#### [Action item]
Each line from the material with the word "HDToolBox" in it must be copied.

#### [Material to process]

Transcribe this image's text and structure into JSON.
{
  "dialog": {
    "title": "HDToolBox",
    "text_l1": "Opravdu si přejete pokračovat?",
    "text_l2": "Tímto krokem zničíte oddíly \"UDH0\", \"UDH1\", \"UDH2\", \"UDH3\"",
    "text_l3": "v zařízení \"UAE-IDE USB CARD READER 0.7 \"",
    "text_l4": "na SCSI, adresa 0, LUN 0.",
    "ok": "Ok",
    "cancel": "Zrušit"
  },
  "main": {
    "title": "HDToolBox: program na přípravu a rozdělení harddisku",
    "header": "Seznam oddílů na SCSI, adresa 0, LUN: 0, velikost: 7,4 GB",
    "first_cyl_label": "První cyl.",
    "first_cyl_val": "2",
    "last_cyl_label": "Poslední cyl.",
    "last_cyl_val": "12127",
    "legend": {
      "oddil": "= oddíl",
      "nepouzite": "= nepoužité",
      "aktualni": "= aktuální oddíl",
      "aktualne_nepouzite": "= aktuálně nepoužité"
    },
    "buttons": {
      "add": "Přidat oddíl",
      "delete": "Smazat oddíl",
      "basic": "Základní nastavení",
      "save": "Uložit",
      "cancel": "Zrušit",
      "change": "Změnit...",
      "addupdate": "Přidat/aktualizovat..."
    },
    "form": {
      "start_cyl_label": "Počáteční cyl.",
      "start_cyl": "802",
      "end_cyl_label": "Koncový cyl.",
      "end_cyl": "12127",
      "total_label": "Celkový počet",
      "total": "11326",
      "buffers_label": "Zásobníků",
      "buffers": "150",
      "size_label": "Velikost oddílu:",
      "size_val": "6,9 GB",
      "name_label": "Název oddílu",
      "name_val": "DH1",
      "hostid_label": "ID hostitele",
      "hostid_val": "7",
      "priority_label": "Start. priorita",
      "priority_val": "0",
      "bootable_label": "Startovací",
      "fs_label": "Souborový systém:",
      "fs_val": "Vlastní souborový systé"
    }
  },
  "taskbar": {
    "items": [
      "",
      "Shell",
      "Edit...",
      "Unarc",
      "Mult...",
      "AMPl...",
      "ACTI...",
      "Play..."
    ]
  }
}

#### [Result for this task]
    "title": "HDToolBox",
    "title": "HDToolBox: program na přípravu a rozdělení harddisku",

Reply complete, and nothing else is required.